Public spaces have ceased to be public in the current scenario of the pandemic. The fear of coronavirus and the lockdown that has followed, has been keeping the public spaces absolutely deserted. Some of the zones which allow use of public space allow it only on the basis of the strict guidelines issued by the government. These guidelines direct people on how to act and behave in public spaces. Social distancing has been used as a critical measure to control the transmission of the virus affecting larger populations. While some countries are beginning to ease restrictions at public spaces, some, where there still seem to be chances of the virus spreading, continue to follow strict guidelines. It would be extremely challenging to state or analyse, at this particular point, how people would use (and behave in) public spaces after this pandemic. Even after the restrictions in public areas are outlawed in future, there could be a lingering fear in an individual’s subconscious mind of getting infected, hence reducing the usual tendency of people to go to a public space. The current social isolation and the expected lingering fear of infection in future may immensely threaten the mental well-being of the population at large. This imperatively calls for a solution. Are psychiatric and psychological consultations the only solution? Most likely not. May be a much more influential means to maintain positive mental health is; the design of public spaces with a focus on providing for mental well-being. Designing for mental well- being– could that be the new normal?
Public space design which falls under the purview of urban design has always been about bringing people together. People have been going to public spaces for the prime reason of socialising. In fact, it has been well established that social interaction promotes subjective well-being which further impacts the happiness levels of individuals. Unfortunately, in the current scenario of the pandemic, we have to drastically transform the relevance of public spaces by keeping ‘social distancing’ as the norm. This transformation questions the conventional urban design theories, and calls for innovative public space design which takes into account the pandemic and yet enhances the mental well- being of individuals.
‘Social distancing’ as the norm in public spaces alters the behaviour of any individual visiting that space. Thus, the city design and planning institutions may now include the comprehension of environment-behavior studies in their design process as a must. The interdisciplinary dialogue between urban design, mental health and environment-behaviour studies may be the only way to prosper in the current scenario. Gehl Architects headed by Jan Gehl, a practicing urban design consultant and professor of urban design at the School of Architecture in Copenhagen, Denmark puts this across as “We need to monitor what is happening right now and learn from the fundamental change of behaviours and mobility patterns, the environmental improvements and hard impact to local community businesses to improve the way we plan for sociability, health and well-being.”
Originally public spaces which also include streets, by means of natural surveillance, have also been providing for the much essential sense of security in a city. Jane Jacobs, the American- Canadian journalist, author and activist who influenced urban studies, wrote that in order for a street to be a safe place, “there must be eyes upon the street, eyes belonging to those we might call the natural proprietors of the street.” She emphasized that people don’t watch a street because it is their duty, but because they are naturally drawn to the human interest and activity they find on a healthy street. However, the reduction in number of visits to a public space in the current scenario, might lead us to feeling tremendously insecure in a city.
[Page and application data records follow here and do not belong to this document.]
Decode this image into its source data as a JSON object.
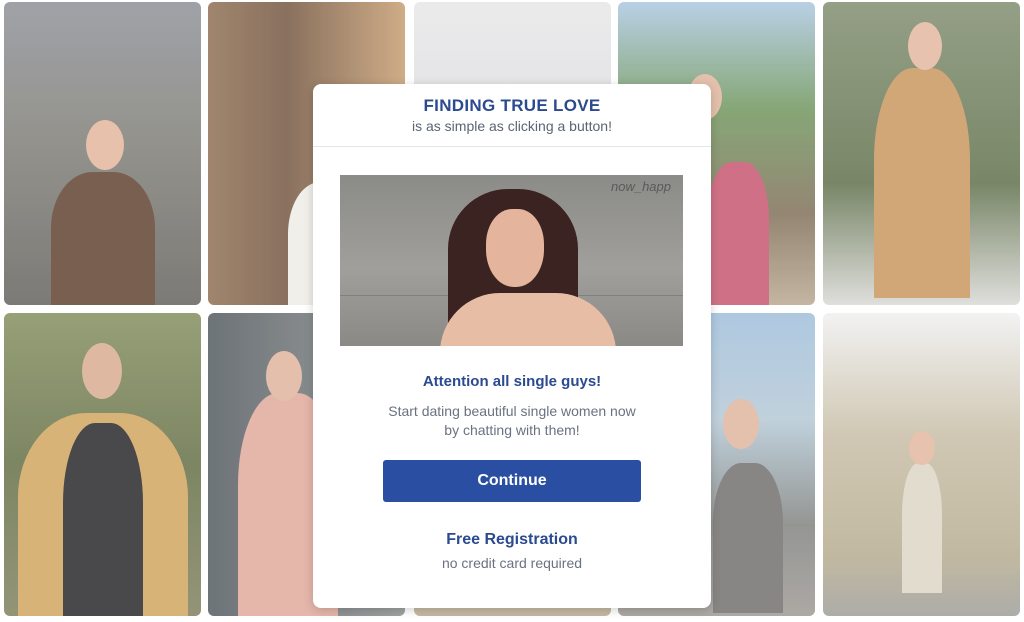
{
  "modal": {
    "title": "FINDING TRUE LOVE",
    "subtitle": "is as simple as clicking a button!",
    "photo_wall_text": "now_happ",
    "attention": "Attention all single guys!",
    "description_line1": "Start dating beautiful single women now",
    "description_line2": "by chatting with them!",
    "continue_label": "Continue",
    "free_registration": "Free Registration",
    "no_credit_card": "no credit card required"
  },
  "colors": {
    "accent_text": "#2b4a8f",
    "button_bg": "#2a4ea2",
    "muted_text": "#6a7280"
  },
  "tiles": [
    {
      "name": "photo-tile-1",
      "bg": "#7d7a72",
      "person": "#2d2622",
      "skin": "#e2b49a"
    },
    {
      "name": "photo-tile-2",
      "bg": "#7b5a3f",
      "person": "#e9e6e2",
      "skin": "#e0b59c"
    },
    {
      "name": "photo-tile-3",
      "bg": "#d8d8da",
      "person": "#cfcfd1",
      "skin": "#d8b39c"
    },
    {
      "name": "photo-tile-4",
      "bg": "#6f8f58",
      "person": "#c9506e",
      "skin": "#dfb39a"
    },
    {
      "name": "photo-tile-5",
      "bg": "#5f6d4c",
      "person": "#c8935a",
      "skin": "#e2b59c"
    },
    {
      "name": "photo-tile-6",
      "bg": "#6c6f45",
      "person": "#d4a45a",
      "skin": "#d8a98e"
    },
    {
      "name": "photo-tile-7",
      "bg": "#5a5e64",
      "person": "#e2a99a",
      "skin": "#dfb19a"
    },
    {
      "name": "photo-tile-8",
      "bg": "#c9b99c",
      "person": "#d9d0c4",
      "skin": "#d8b39c"
    },
    {
      "name": "photo-tile-9",
      "bg": "#8fb0c9",
      "person": "#6f6d6a",
      "skin": "#dfb39a"
    },
    {
      "name": "photo-tile-10",
      "bg": "#b9ad92",
      "person": "#dcd5c5",
      "skin": "#e2b59c"
    }
  ]
}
Just as the streets, the relationship between the inside and the outside space has also been of extreme importance in the built environment. These times of the pandemic make this relationship even more relevant, where semi public-private spaces through balconies are proving critical for people’s only access to the outside. At a time when visiting public spaces poses a threat, these spaces give residents the opportunity to partially connect with neighbours and their community.
Another significant mental issue with regard to the current pandemic may be ‘Agoraphobia’. It is a type of anxiety disorder in which one fears of places and situations that might cause panic, may become rampant due to a constant fear of infection arising out of visits to public spaces. This may further lead to social isolation, negatively impacting the mental well-being of the people.
The solution lies in designing public spaces such that people feel safe and carry out their day-to-day activities without any mental stress. Undoubtedly, there is a pressing requirement of taking the design parameters for positive mental health into account while designing and planning. It may be advisable to add mental well- being/happiness/emotional well-being ratings into the assessment of every design. Mental health maps concerning built environment indicators should be generated so that better strategies and a well-being plan could be formulated to enhance the mental health of
the citizens. Involving all the relevant fields of expertise such as healthcare professionals, architects, urban designers, academicians, researchers and practitioners, in the design process, would give a holistic approach to achieve this comprehensive vision. The pandemic times talk about counsellors to combat anxiety; however, designing for mental well- being requires to be the new normal!
Tina Pujara is an assistant professor of architecture and urban design at IIT Roorkee, heading the research group ‘Happiness
Sayna Anand and Asesh Sarkar are researchers with the Research Group ‘Happiness by Design’ at IIT Roorkee.